The book then flashes back to a couple months prior to when Cassie was traveling with her dad and her five year old brother, Sammy, after her mom was killed by the third wave. They make it to a camp with the last of the humans, which is run by military officers. One day, a bus comes and is collecting only the kids in order to take them to Camp Heaven to save them. Cassie does not want their family to be separated, but Cassie’s dad insists that Sammy has to go to Camp Heaven to remain safe. Cassie argues, but eventually loses and Sammy is taken to Camp Heaven. Cassie then leaves the camp to collect Crisco, a boy at the camp who is also young enough to qualify for Camp Heaven with a military guard accompanying her to make sure she remains safe. She finds Crisco and is about to take him back to camp when the military guard accompanying her and who is also one of the heads of the camp shoots him. Cassie then realizes that they have been tricked and the military guards running the camp are in fact Others. She runs back to camp and sees her dad crawling out, but it is too late and another Other comes out and shoots her dad. She runs away and barley escapes them which brings the book back to the present.

What Cassie does not know is that a Silencer, whose job is to kill her is and has been watching her every move and is ready to finally kill her. He shoots her in the leg and she hides under a car. The Silencer decides to wait her out. He knows that if she tries to stay, she will bleed to death and if she tries to escape, he can just shoot her.

The book then travels over to Sammy’s perspective where he is being taken to Camp Heaven.

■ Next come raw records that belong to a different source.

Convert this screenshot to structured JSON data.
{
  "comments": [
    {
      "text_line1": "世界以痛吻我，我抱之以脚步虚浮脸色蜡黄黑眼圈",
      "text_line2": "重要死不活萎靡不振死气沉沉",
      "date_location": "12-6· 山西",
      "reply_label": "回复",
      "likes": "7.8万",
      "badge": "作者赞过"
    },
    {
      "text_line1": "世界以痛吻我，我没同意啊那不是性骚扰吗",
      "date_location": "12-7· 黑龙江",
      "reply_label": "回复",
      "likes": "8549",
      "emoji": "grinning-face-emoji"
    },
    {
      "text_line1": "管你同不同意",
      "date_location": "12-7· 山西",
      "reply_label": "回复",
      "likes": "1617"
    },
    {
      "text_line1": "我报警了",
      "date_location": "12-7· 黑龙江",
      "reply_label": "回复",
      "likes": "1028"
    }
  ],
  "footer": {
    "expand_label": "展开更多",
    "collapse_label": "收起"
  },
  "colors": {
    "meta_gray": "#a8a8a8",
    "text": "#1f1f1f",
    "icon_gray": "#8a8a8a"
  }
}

He is scared to go but guards comfort him and tell him that he will be safe. He arrives to camp and is checked by various doctors to make sure that he is healthy and not an Other.

The book then takes place in a sixteen year old boy’s (Ben Parish’s) point of view. Ben was Cassie’s crush in high school before the Others arrived on Earth but he didn’t even know that Cassie existed in school. Currently, Ben is at camp Heaven, the same place that Sammy was sent to. It turns out that Camp Heaven is a camp where they train kids to go out and fight the Others when they are ready. Ben and his group have been training hard to become one of the four groups who are able to fight the Others. At Camp Heaven, the kids are vigorously worked in order to be able to have success on the battlefield. Sammy winds up in Ben’s group and Ben takes Sammy under his wing because of Sammy’s age.

The book the goes back to Cassie’s perspective. She was saved from under the car and wakes up newly dressed in a house. She meets the person who saved her, a boy in college named Evan Walker. With the help of Evan, Cassie becomes strong enough to walk again and she learns how to use her gun a lot better. She finds Evan to be likable and kind, the only thing that is off about him is that he always goes hunting at night but never returns with anything. Now, her priority is to save Sammy from Camp Heaven and evan insists on coming with her, but Evan is not who he seems to be.

Meanwhile, in Camp Heaven, Ben’s group has graduated and are ready to take on the Others, but Sammy cannot come with them because he is too young. They are given all the tools they need and are sent out to battle. However, during battle, they realize something startling that reveals the truth about Camp Heaven, the 5th Wave and the Others.

-Matthew R.

The 5th Wave is available for checkout from the Mission Viejo Library. It can also be downloaded from Overdrive